[7] While the IDEA and State regulations provide parents with the opportunity to offer input in the development of a student's IEP, the assignment of a particular school is an administrative decision that must be made in conformance with the CSE's educational placement recommendation (T.Y. v. New York City Dep't of Educ., 584 F.3d 412, 420 [2d Cir. 2009]; see K.L.A. v. Windham Southeast Supervisory Union, 371 Fed. App'x 151, 154 [2d Cir. 2010]).  A school district "may have two or more equally appropriate locations that meet the child's special education and related services needs and school administrators should have the flexibility to assign the child to a particular school or classroom, provided that determination is consistent with the decision of the group determining placement" (Placements, 71 Fed. Reg. 46588 [Aug. 14, 2006]).  Once a parent consents to a district's provision of special education services, such services must be provided by the district in conformity with the student's IEP (20 U.S.C. § 1401[9][D]; 34 CFR 300.17[d]; see 20 U.S.C. § 1414[d]; 34 CFR 300.320).  The Second Circuit recently reiterated that while parents are entitled to participate in the determination of the type of placement their child will attend, the IDEA confers no rights on parents with regard to school site selection (C.F., 746 F.3d at 79).   However, the Second Circuit has also made clear that just because a district is not required to place implementation details such as the particular public school site or classroom location on a student's IEP, the district is not permitted to choose any school and provide services that deviate from the provisions set forth in the IEP (see R.E., 694 F.3d at 191-92; T.Y., 584 F.3d at 420 [the district does not have carte blanche to provide services to a child at a school that cannot satisfy the IEP's requirements]).   The district has no option but to implement the written IEP and parents are well within their rights to compel a non-compliant district to adhere to the terms of the written plan.

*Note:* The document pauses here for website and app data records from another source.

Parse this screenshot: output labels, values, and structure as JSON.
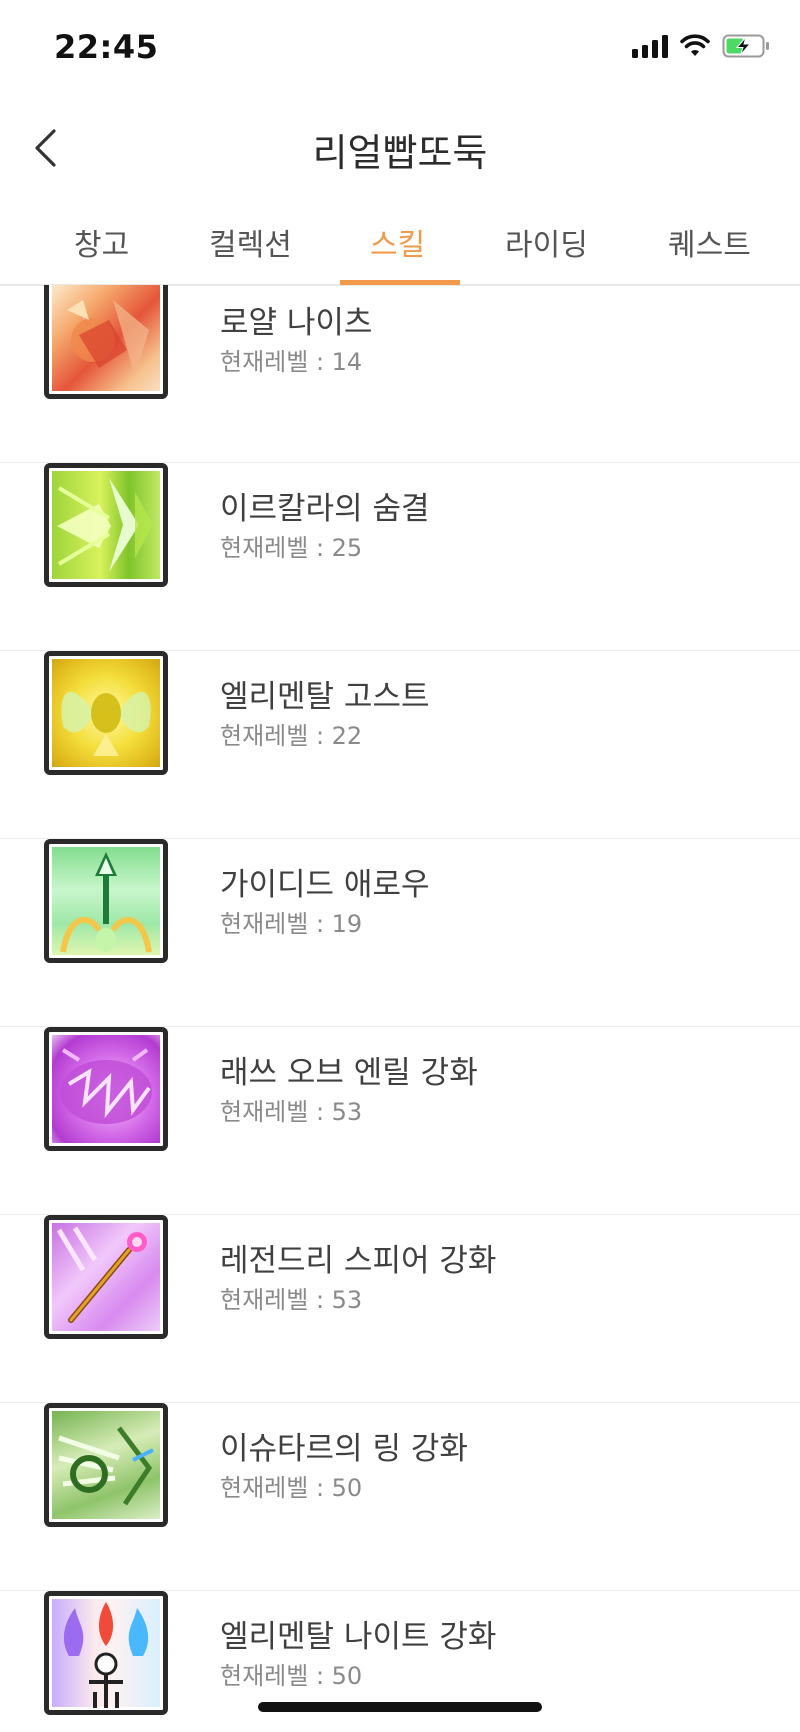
{
  "status_bar": {
    "time": "22:45"
  },
  "header": {
    "title": "리얼빱또둑"
  },
  "tabs": [
    {
      "label": "창고"
    },
    {
      "label": "컬렉션"
    },
    {
      "label": "스킬"
    },
    {
      "label": "라이딩"
    },
    {
      "label": "퀘스트"
    }
  ],
  "active_tab": "스킬",
  "colors": {
    "accent": "#f39a4a",
    "text": "#404040",
    "subtext": "#8a8a8a",
    "divider": "#efefef"
  },
  "skills": [
    {
      "name": "로얄 나이츠",
      "level": "현재레벨 : 14",
      "icon": "royal-knights-skill-icon"
    },
    {
      "name": "이르칼라의 숨결",
      "level": "현재레벨 : 25",
      "icon": "irkalla-breath-skill-icon"
    },
    {
      "name": "엘리멘탈 고스트",
      "level": "현재레벨 : 22",
      "icon": "elemental-ghost-skill-icon"
    },
    {
      "name": "가이디드 애로우",
      "level": "현재레벨 : 19",
      "icon": "guided-arrow-skill-icon"
    },
    {
      "name": "래쓰 오브 엔릴 강화",
      "level": "현재레벨 : 53",
      "icon": "wrath-of-enlil-skill-icon"
    },
    {
      "name": "레전드리 스피어 강화",
      "level": "현재레벨 : 53",
      "icon": "legendary-spear-skill-icon"
    },
    {
      "name": "이슈타르의 링 강화",
      "level": "현재레벨 : 50",
      "icon": "ishtar-ring-skill-icon"
    },
    {
      "name": "엘리멘탈 나이트 강화",
      "level": "현재레벨 : 50",
      "icon": "elemental-knights-skill-icon"
    }
  ]
}
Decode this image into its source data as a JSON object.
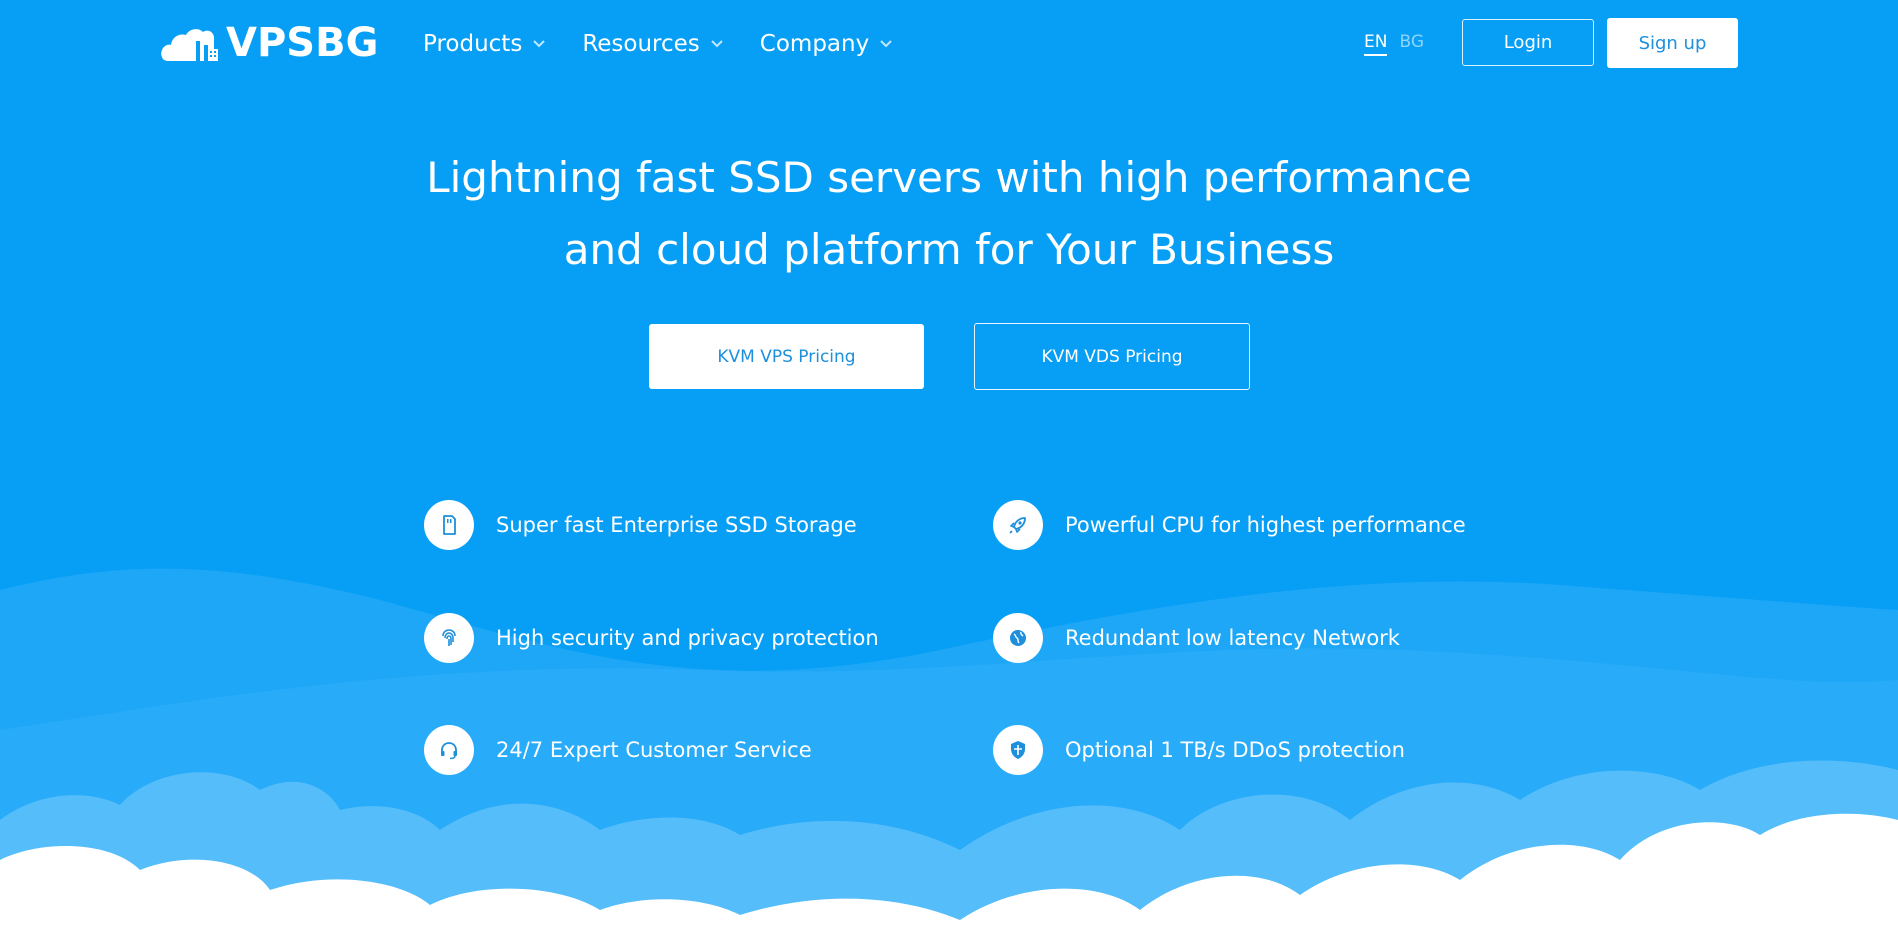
{
  "brand": {
    "name": "VPSBG",
    "logo_icon": "cloud-building-icon"
  },
  "nav": {
    "items": [
      {
        "label": "Products"
      },
      {
        "label": "Resources"
      },
      {
        "label": "Company"
      }
    ]
  },
  "lang": {
    "active": "EN",
    "inactive": "BG"
  },
  "auth": {
    "login_label": "Login",
    "signup_label": "Sign up"
  },
  "hero": {
    "line1": "Lightning fast SSD servers with high performance",
    "line2": "and cloud platform for Your Business",
    "cta_primary": "KVM VPS Pricing",
    "cta_secondary": "KVM VDS Pricing"
  },
  "features": [
    {
      "label": "Super fast Enterprise SSD Storage",
      "icon": "sd-card-icon"
    },
    {
      "label": "Powerful CPU for highest performance",
      "icon": "rocket-icon"
    },
    {
      "label": "High security and privacy protection",
      "icon": "fingerprint-icon"
    },
    {
      "label": "Redundant low latency Network",
      "icon": "globe-icon"
    },
    {
      "label": "24/7 Expert Customer Service",
      "icon": "headset-icon"
    },
    {
      "label": "Optional 1 TB/s DDoS protection",
      "icon": "shield-icon"
    }
  ],
  "colors": {
    "background": "#079ff5",
    "wave_light": "#29aaf7",
    "cloud_mid": "#55bdfa",
    "cloud_white": "#ffffff",
    "button_text": "#1d8fdc"
  }
}
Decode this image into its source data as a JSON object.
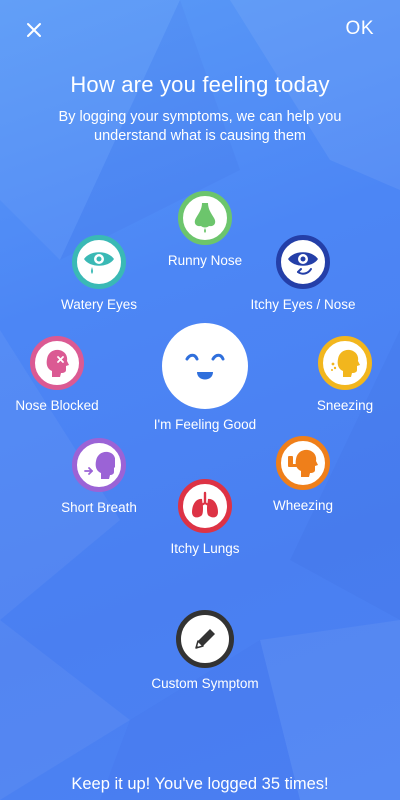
{
  "header": {
    "close_icon": "close-icon",
    "ok_label": "OK"
  },
  "title": "How are you feeling today",
  "subtitle": "By logging your symptoms, we can help you understand what is causing them",
  "symptoms": {
    "runny_nose": {
      "label": "Runny Nose",
      "icon": "nose-drip-icon",
      "color": "#6cc56c"
    },
    "watery_eyes": {
      "label": "Watery Eyes",
      "icon": "eye-tear-icon",
      "color": "#3ab9b5"
    },
    "itchy_eyes": {
      "label": "Itchy Eyes / Nose",
      "icon": "eye-scratch-icon",
      "color": "#243fa8"
    },
    "nose_blocked": {
      "label": "Nose Blocked",
      "icon": "head-blocked-icon",
      "color": "#db5a93"
    },
    "feeling_good": {
      "label": "I'm Feeling Good",
      "icon": "smiley-face-icon",
      "color": "#2f6fdc"
    },
    "sneezing": {
      "label": "Sneezing",
      "icon": "sneeze-head-icon",
      "color": "#f2b61d"
    },
    "short_breath": {
      "label": "Short Breath",
      "icon": "breath-head-icon",
      "color": "#9b63d6"
    },
    "wheezing": {
      "label": "Wheezing",
      "icon": "inhaler-head-icon",
      "color": "#ef7f1a"
    },
    "itchy_lungs": {
      "label": "Itchy Lungs",
      "icon": "lungs-icon",
      "color": "#dd3345"
    },
    "custom": {
      "label": "Custom Symptom",
      "icon": "pencil-icon",
      "color": "#333333"
    }
  },
  "footer": "Keep it up! You've logged 35 times!"
}
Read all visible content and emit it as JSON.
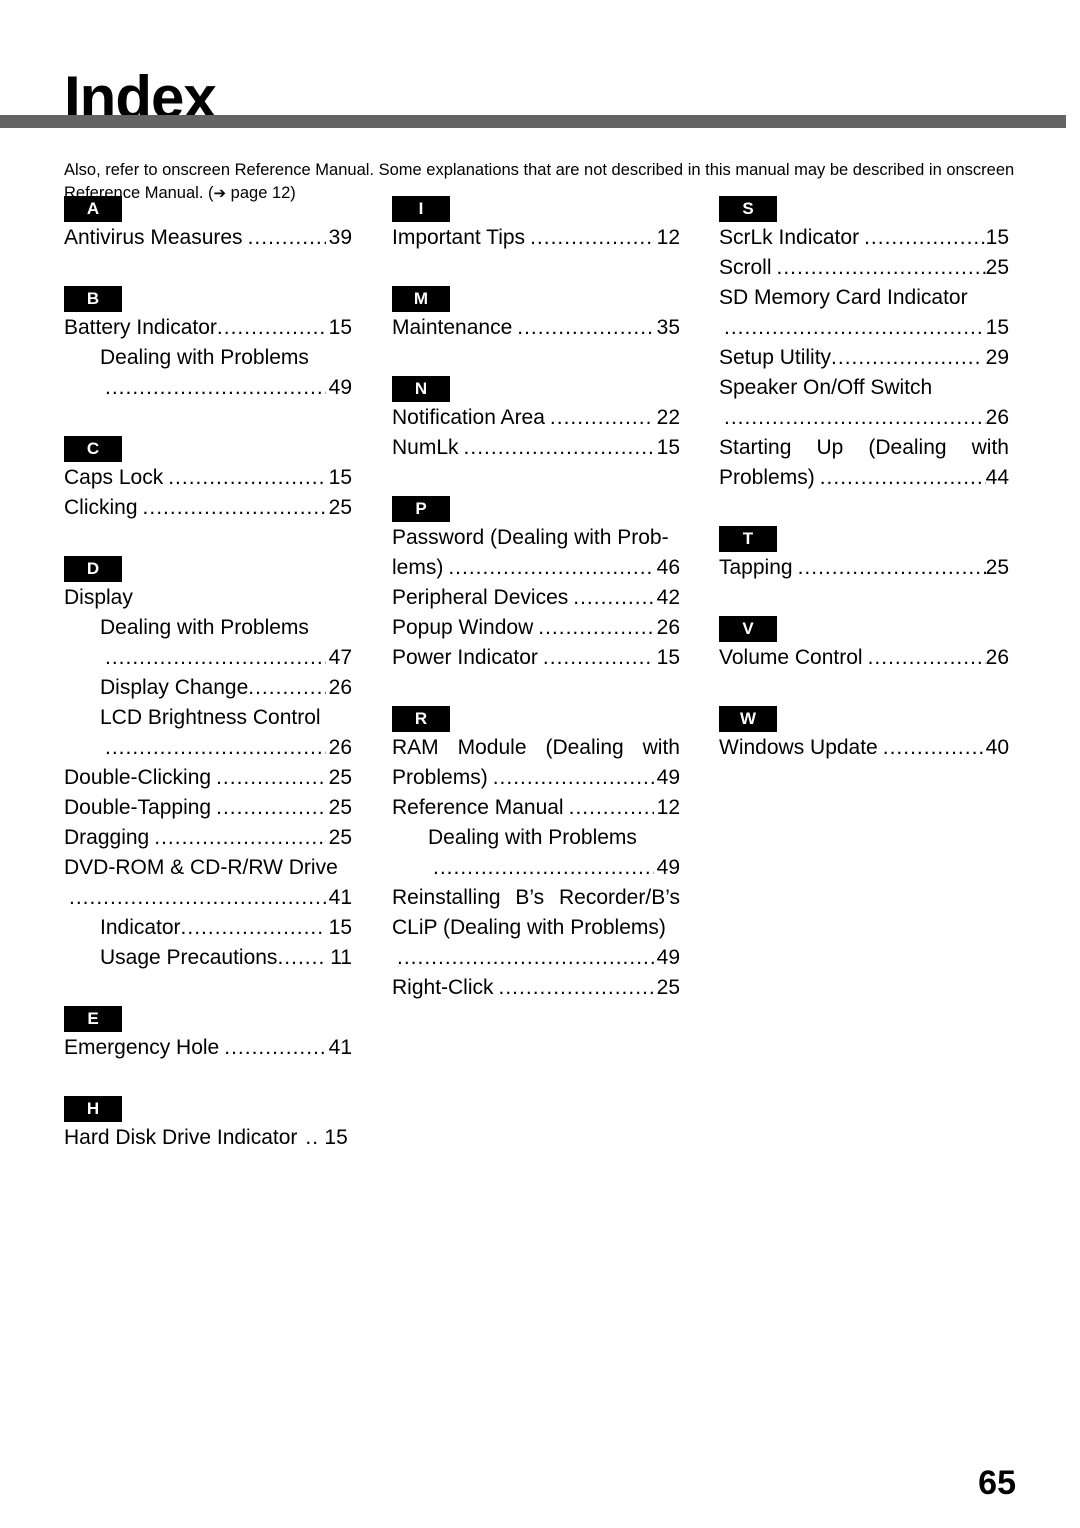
{
  "header": {
    "title": "Index",
    "rule_color": "#646464"
  },
  "intro": {
    "line1": "Also, refer to onscreen Reference Manual. Some explanations that are not described in this manual may be described",
    "line2_pre": "in onscreen Reference Manual. (",
    "arrow": "➔",
    "line2_post": " page 12)"
  },
  "footer": {
    "page_number": "65"
  },
  "columns": [
    {
      "id": "column-1",
      "groups": [
        {
          "letter": "A",
          "entries": [
            {
              "kind": "entry",
              "label": "Antivirus Measures",
              "page": "39",
              "indent": 0
            }
          ]
        },
        {
          "letter": "B",
          "entries": [
            {
              "kind": "entry",
              "label": "Battery Indicator",
              "page": "15",
              "indent": 0,
              "tight": true
            },
            {
              "kind": "title",
              "label": "Dealing with Problems",
              "indent": 1
            },
            {
              "kind": "leader-only",
              "page": "49",
              "indent": 1
            }
          ]
        },
        {
          "letter": "C",
          "entries": [
            {
              "kind": "entry",
              "label": "Caps Lock",
              "page": "15",
              "indent": 0
            },
            {
              "kind": "entry",
              "label": "Clicking",
              "page": "25",
              "indent": 0
            }
          ]
        },
        {
          "letter": "D",
          "entries": [
            {
              "kind": "title",
              "label": "Display",
              "indent": 0
            },
            {
              "kind": "title",
              "label": "Dealing with Problems",
              "indent": 1
            },
            {
              "kind": "leader-only",
              "page": "47",
              "indent": 1
            },
            {
              "kind": "entry",
              "label": "Display Change",
              "page": "26",
              "indent": 1,
              "tight": true
            },
            {
              "kind": "title",
              "label": "LCD Brightness Control",
              "indent": 1
            },
            {
              "kind": "leader-only",
              "page": "26",
              "indent": 1
            },
            {
              "kind": "entry",
              "label": "Double-Clicking",
              "page": "25",
              "indent": 0
            },
            {
              "kind": "entry",
              "label": "Double-Tapping",
              "page": "25",
              "indent": 0
            },
            {
              "kind": "entry",
              "label": "Dragging",
              "page": "25",
              "indent": 0
            },
            {
              "kind": "title",
              "label": "DVD-ROM & CD-R/RW Drive",
              "indent": 0
            },
            {
              "kind": "leader-only",
              "page": "41",
              "indent": 0
            },
            {
              "kind": "entry",
              "label": "Indicator",
              "page": "15",
              "indent": 1,
              "tight": true
            },
            {
              "kind": "entry",
              "label": "Usage Precautions",
              "page": "11",
              "indent": 1,
              "tight": true
            }
          ]
        },
        {
          "letter": "E",
          "entries": [
            {
              "kind": "entry",
              "label": "Emergency Hole",
              "page": "41",
              "indent": 0
            }
          ]
        },
        {
          "letter": "H",
          "entries": [
            {
              "kind": "entry",
              "label": "Hard Disk Drive Indicator",
              "page": "15",
              "indent": 0,
              "short_leader": true
            }
          ]
        }
      ]
    },
    {
      "id": "column-2",
      "groups": [
        {
          "letter": "I",
          "entries": [
            {
              "kind": "entry",
              "label": "Important Tips",
              "page": "12",
              "indent": 0
            }
          ]
        },
        {
          "letter": "M",
          "entries": [
            {
              "kind": "entry",
              "label": "Maintenance",
              "page": "35",
              "indent": 0
            }
          ]
        },
        {
          "letter": "N",
          "entries": [
            {
              "kind": "entry",
              "label": "Notification Area",
              "page": "22",
              "indent": 0
            },
            {
              "kind": "entry",
              "label": "NumLk",
              "page": "15",
              "indent": 0
            }
          ]
        },
        {
          "letter": "P",
          "entries": [
            {
              "kind": "title",
              "label": "Password (Dealing with Prob-",
              "indent": 0
            },
            {
              "kind": "entry",
              "label": "lems)",
              "page": "46",
              "indent": 0
            },
            {
              "kind": "entry",
              "label": "Peripheral Devices",
              "page": "42",
              "indent": 0
            },
            {
              "kind": "entry",
              "label": "Popup Window",
              "page": "26",
              "indent": 0
            },
            {
              "kind": "entry",
              "label": "Power Indicator",
              "page": "15",
              "indent": 0
            }
          ]
        },
        {
          "letter": "R",
          "entries": [
            {
              "kind": "justified",
              "words": [
                "RAM",
                "Module",
                "(Dealing",
                "with"
              ]
            },
            {
              "kind": "entry",
              "label": "Problems)",
              "page": "49",
              "indent": 0
            },
            {
              "kind": "entry",
              "label": "Reference Manual",
              "page": "12",
              "indent": 0
            },
            {
              "kind": "title",
              "label": "Dealing with Problems",
              "indent": 1
            },
            {
              "kind": "leader-only",
              "page": "49",
              "indent": 1
            },
            {
              "kind": "justified",
              "words": [
                "Reinstalling",
                "B’s",
                "Recorder/B’s"
              ]
            },
            {
              "kind": "title",
              "label": "CLiP (Dealing with Problems)",
              "indent": 0
            },
            {
              "kind": "leader-only",
              "page": "49",
              "indent": 0
            },
            {
              "kind": "entry",
              "label": "Right-Click",
              "page": "25",
              "indent": 0
            }
          ]
        }
      ]
    },
    {
      "id": "column-3",
      "groups": [
        {
          "letter": "S",
          "entries": [
            {
              "kind": "entry",
              "label": "ScrLk Indicator",
              "page": "15",
              "indent": 0,
              "tight_right": true
            },
            {
              "kind": "entry",
              "label": "Scroll",
              "page": "25",
              "indent": 0,
              "tight_right": true
            },
            {
              "kind": "title",
              "label": "SD Memory Card Indicator",
              "indent": 0
            },
            {
              "kind": "leader-only",
              "page": "15",
              "indent": 0
            },
            {
              "kind": "entry",
              "label": "Setup Utility",
              "page": "29",
              "indent": 0,
              "tight": true
            },
            {
              "kind": "title",
              "label": "Speaker On/Off Switch",
              "indent": 0
            },
            {
              "kind": "leader-only",
              "page": "26",
              "indent": 0,
              "tight_right": true
            },
            {
              "kind": "justified",
              "words": [
                "Starting",
                "Up",
                "(Dealing",
                "with"
              ]
            },
            {
              "kind": "entry",
              "label": "Problems)",
              "page": "44",
              "indent": 0,
              "tight_right": true
            }
          ]
        },
        {
          "letter": "T",
          "entries": [
            {
              "kind": "entry",
              "label": "Tapping",
              "page": "25",
              "indent": 0,
              "tight_right": true
            }
          ]
        },
        {
          "letter": "V",
          "entries": [
            {
              "kind": "entry",
              "label": "Volume Control",
              "page": "26",
              "indent": 0,
              "tight_right": true
            }
          ]
        },
        {
          "letter": "W",
          "entries": [
            {
              "kind": "entry",
              "label": "Windows Update",
              "page": "40",
              "indent": 0,
              "tight_right": true
            }
          ]
        }
      ]
    }
  ]
}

[8] While some district courts have found that parents have a right to assess the adequacy of a particular school site to meet their children's needs, the weight of the relevant authority supports the approach taken here (see P.S. v. New York City Dep't of Educ., 2014 WL 3673603, at *13 [S.D.N.Y. Jul. 24, 2014]; B.K. v. New York City Dep't of Educ., 2014 WL 1330891, at *20-*22 [E.D.N.Y. Mar. 31, 2014]; M.L. v. New York City Dep't of Educ., 2014 WL 1301957 [S.D.N.Y. Mar. 31, 2014]; M.O. v. New York City Dept. of Educ., 2014 WL 1257924, at *2 [S.D.N.Y. Mar. 27, 2014]; E.H. v. New York City Dep't of Educ., 2014 WL 1224417, at *7 [S.D.N.Y. Mar. 21, 2014]; R.B. v. New York City Dep't of Educ., 2013 WL 5438605, at *17 [S.D.N.Y. Sept. 27, 2013]; E.F. v. New York City Dep't of Educ., 2013 WL 4495676, at *26 [E.D.N.Y. Aug. 19, 2013]; M.R. v New York City Bd. of Educ., 2013 WL 4834856, at *5 [S.D.N.Y. Aug. 14, 2013]; A.M., 964 F. Supp. 2d at 286; N.K v, 961 F. Supp.2d at 589-90; Luo v. Baldwin Union Free Sch. Dist., 2013 WL 1182232, at *5 [E.D.N.Y. Mar. 21, 2013], aff'd, 556 Fed. App'x 1 [2d Cir Dec. 23, 2013]; A.D. v. New York City Dep't of Educ., 2013 WL 1155570, at *13 [S.D.N.Y. Mar. 19, 2013]; J.L. v. City Sch. Dist. of New York, 2013 WL 625064, at *10 [S.D.N.Y. Feb. 20, 2013]; Reyes v. New York City Dep't of Educ., 2012 WL 6136493, at *7 [S.D.N.Y. Dec. 11, 2012], rev'd on other grounds, 2014 WL 3685943 [2d Cir. July 25, 2014]; Ganje v. Depew Union Free Sch. Dist., 2012 WL 5473491, at *15 [W.D.N.Y. Sept. 26, 2012], adopted, 2012 WL 5473485 [W.D.N.Y. Nov. 9, 2012]; see also N.S. v. New York City Dep't of Educ., 2014 WL 2722967, at *12-*14 [S.D.N.Y. June 16, 2014] [holding that "[a]bsent non-speculative evidence to the contrary, it is presumed that the placement school will fulfill its obligations under the IEP"]; but see V.S. v. New York City Dep't of Educ., 2014 WL 2600313, at *4 [E.D.N.Y. June 10, 2014]; C.U. v. New York City Dep't of Educ., 2014 WL 2207997, at *14-*16 [S.D.N.Y. May 27, 2014]; Scott v. New York City Dep't of Educ., 2014 WL 1225529, at *19 [S.D.N.Y. Mar. 25, 2014]; D.C. v. New York City Dep't of Educ., 950 F. Supp. 2d 494, 508-13 [S.D.N.Y. 2013]; B.R. v. New York City Dep't of Educ., 910 F.Supp.2d 670, 676-78 [S.D.N.Y. 2012]; E.A.M. v. New York City Dep't of Educ., 2012 WL 4571794, at *11 [S.D.N.Y. Sept. 29, 2012]).